Tally the lines in the data below in which the word "JSON" occurs, then give only the total.

####################

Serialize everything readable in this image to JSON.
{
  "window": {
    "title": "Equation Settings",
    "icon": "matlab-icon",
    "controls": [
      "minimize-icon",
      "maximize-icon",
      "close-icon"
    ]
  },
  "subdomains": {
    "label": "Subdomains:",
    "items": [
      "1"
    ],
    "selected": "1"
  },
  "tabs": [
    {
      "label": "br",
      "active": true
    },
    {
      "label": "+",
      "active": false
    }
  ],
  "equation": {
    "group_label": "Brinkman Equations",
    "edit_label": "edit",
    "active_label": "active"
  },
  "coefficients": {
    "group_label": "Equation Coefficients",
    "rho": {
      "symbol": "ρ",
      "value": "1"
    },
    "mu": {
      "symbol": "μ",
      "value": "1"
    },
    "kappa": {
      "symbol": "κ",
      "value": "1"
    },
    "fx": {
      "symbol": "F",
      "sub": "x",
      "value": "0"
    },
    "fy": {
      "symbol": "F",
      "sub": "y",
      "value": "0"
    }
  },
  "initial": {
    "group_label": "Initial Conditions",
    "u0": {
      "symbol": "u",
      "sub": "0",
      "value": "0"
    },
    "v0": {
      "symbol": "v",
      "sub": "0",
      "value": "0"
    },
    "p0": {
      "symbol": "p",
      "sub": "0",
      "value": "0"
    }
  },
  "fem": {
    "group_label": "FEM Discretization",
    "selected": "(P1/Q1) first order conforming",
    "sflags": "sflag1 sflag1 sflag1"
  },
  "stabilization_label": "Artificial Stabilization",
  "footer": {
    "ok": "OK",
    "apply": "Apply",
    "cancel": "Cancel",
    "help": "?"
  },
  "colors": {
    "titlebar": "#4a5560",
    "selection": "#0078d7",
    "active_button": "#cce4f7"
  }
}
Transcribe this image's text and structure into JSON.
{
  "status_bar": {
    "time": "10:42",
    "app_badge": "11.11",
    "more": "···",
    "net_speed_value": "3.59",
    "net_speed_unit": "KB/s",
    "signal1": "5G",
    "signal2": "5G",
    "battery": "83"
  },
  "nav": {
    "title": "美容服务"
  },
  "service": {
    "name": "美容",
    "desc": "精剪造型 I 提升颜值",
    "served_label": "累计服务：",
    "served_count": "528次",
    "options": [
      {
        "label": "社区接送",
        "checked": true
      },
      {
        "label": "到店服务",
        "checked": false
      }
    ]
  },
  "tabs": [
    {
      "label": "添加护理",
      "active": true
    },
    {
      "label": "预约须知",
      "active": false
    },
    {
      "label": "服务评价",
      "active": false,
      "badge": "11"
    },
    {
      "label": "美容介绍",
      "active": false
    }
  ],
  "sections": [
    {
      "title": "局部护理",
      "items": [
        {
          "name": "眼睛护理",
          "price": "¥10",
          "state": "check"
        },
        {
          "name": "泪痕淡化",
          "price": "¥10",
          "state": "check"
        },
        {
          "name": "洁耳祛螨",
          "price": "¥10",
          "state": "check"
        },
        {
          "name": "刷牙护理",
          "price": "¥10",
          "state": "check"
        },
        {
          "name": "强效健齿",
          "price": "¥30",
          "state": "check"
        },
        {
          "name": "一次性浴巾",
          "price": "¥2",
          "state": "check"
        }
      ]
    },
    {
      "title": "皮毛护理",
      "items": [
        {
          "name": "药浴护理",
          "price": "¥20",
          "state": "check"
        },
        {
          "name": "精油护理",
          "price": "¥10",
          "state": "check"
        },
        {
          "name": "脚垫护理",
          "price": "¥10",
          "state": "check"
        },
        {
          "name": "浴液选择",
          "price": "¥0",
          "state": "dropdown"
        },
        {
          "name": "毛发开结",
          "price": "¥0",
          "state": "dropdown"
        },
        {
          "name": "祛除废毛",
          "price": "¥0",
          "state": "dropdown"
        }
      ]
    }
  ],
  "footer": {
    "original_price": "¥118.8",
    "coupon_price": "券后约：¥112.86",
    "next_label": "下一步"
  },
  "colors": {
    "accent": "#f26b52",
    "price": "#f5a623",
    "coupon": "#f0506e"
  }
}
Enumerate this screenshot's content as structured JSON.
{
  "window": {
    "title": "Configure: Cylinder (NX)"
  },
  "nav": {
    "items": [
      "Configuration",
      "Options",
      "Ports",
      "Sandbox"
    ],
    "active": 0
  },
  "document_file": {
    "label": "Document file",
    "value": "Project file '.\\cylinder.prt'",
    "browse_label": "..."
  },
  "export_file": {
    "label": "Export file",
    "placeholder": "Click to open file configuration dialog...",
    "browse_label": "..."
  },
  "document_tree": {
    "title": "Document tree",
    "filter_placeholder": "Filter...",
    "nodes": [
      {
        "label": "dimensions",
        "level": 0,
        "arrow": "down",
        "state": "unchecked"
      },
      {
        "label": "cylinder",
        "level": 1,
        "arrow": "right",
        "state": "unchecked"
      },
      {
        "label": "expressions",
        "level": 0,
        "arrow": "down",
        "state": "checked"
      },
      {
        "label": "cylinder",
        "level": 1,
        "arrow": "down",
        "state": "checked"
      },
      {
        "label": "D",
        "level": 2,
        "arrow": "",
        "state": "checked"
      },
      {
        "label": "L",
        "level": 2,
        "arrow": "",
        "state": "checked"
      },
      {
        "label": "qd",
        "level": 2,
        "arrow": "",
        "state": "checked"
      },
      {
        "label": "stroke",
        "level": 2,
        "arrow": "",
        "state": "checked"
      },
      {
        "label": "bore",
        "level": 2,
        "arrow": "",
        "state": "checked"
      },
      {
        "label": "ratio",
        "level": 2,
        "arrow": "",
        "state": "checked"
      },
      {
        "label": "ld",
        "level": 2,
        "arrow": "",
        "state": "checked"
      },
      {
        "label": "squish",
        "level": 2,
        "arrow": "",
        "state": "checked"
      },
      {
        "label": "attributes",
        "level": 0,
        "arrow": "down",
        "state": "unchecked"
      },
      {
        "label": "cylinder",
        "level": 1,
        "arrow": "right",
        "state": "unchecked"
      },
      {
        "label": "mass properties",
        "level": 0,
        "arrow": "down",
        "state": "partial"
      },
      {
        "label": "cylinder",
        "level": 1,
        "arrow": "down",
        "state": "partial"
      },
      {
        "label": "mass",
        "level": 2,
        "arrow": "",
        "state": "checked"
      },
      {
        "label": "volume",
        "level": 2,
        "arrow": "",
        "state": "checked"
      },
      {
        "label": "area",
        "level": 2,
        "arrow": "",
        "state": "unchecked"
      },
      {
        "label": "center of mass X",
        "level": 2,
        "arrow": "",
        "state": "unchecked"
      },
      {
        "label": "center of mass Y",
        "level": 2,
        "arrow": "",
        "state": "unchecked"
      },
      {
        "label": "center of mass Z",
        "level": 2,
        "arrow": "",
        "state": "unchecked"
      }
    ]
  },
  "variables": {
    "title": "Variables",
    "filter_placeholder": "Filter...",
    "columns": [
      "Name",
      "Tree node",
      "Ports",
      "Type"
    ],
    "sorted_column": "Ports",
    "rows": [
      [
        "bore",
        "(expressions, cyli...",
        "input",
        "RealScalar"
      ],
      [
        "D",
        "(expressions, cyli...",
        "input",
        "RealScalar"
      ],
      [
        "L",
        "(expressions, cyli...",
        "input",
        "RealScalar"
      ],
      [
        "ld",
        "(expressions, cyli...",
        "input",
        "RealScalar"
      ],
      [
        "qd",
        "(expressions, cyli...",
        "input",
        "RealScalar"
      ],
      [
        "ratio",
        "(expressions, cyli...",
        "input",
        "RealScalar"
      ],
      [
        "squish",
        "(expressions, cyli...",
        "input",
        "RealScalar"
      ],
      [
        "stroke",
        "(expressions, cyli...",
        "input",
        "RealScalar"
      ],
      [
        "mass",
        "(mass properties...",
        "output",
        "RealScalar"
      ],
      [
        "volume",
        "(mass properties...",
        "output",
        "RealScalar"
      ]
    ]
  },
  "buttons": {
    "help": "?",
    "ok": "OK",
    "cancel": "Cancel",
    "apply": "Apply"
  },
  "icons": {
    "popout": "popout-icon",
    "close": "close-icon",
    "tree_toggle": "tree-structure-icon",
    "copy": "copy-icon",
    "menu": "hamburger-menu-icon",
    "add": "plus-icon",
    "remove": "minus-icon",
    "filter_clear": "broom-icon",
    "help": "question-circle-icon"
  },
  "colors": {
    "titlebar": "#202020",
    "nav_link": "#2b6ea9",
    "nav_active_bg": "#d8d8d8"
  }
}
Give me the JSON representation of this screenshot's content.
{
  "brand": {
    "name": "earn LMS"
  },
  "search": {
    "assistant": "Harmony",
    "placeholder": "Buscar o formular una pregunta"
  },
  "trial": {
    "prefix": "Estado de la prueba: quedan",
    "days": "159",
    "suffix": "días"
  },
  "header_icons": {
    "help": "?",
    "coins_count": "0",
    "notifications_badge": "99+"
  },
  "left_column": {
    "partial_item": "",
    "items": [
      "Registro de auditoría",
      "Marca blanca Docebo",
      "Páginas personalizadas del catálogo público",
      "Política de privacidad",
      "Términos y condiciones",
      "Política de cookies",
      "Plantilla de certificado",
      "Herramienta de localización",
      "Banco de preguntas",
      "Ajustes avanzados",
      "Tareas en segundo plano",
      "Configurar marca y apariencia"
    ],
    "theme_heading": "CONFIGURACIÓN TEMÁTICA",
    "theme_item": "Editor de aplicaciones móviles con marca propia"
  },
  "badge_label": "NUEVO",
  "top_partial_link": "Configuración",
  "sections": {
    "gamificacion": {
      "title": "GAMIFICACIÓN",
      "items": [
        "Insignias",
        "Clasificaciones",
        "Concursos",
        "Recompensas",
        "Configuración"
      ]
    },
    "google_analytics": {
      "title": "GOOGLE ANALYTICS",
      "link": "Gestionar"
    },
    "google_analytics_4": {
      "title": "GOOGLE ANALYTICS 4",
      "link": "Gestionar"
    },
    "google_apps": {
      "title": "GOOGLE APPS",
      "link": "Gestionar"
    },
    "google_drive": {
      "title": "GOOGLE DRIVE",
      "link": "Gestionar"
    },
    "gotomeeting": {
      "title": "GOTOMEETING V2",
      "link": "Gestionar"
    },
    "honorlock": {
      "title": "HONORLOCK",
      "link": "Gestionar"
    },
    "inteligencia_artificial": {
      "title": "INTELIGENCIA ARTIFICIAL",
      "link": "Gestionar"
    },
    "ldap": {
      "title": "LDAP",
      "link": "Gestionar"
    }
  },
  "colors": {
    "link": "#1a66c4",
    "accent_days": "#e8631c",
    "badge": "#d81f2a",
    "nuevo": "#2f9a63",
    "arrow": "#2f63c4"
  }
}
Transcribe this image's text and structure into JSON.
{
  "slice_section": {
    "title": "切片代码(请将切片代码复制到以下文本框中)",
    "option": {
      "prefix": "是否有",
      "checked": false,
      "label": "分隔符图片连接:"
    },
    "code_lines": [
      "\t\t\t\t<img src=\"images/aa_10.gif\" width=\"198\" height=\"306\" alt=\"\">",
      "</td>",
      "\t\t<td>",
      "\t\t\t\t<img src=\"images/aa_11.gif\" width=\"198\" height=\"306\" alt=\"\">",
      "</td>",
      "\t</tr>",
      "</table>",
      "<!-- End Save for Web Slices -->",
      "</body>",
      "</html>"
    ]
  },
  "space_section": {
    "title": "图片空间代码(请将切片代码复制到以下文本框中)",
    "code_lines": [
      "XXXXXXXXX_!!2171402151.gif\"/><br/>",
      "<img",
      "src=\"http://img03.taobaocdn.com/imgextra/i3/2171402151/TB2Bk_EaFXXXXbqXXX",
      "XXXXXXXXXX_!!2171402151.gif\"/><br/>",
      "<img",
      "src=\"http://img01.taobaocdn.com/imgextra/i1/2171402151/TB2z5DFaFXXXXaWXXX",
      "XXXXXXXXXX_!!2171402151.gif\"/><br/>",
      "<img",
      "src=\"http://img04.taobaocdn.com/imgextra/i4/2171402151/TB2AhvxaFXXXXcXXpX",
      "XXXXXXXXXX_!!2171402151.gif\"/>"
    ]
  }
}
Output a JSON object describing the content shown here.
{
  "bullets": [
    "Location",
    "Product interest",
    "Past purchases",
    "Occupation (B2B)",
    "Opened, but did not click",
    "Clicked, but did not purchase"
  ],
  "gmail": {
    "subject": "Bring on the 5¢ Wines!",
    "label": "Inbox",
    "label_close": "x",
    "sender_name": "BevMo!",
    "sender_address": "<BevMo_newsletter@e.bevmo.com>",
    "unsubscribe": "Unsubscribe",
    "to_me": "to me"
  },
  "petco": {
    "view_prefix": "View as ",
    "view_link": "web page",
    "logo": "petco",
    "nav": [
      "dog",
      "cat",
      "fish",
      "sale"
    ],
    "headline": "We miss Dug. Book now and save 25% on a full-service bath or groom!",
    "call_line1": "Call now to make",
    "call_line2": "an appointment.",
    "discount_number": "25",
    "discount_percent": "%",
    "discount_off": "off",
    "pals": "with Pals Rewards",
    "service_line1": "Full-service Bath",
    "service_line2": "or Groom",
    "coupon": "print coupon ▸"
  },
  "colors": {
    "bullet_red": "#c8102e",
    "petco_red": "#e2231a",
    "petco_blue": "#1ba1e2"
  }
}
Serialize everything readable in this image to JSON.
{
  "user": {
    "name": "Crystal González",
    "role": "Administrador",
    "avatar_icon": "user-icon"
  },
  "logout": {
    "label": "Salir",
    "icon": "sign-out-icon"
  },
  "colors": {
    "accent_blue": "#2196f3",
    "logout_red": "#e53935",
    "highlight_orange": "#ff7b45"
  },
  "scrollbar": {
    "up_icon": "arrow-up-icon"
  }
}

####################

### TASK SOLUTION
7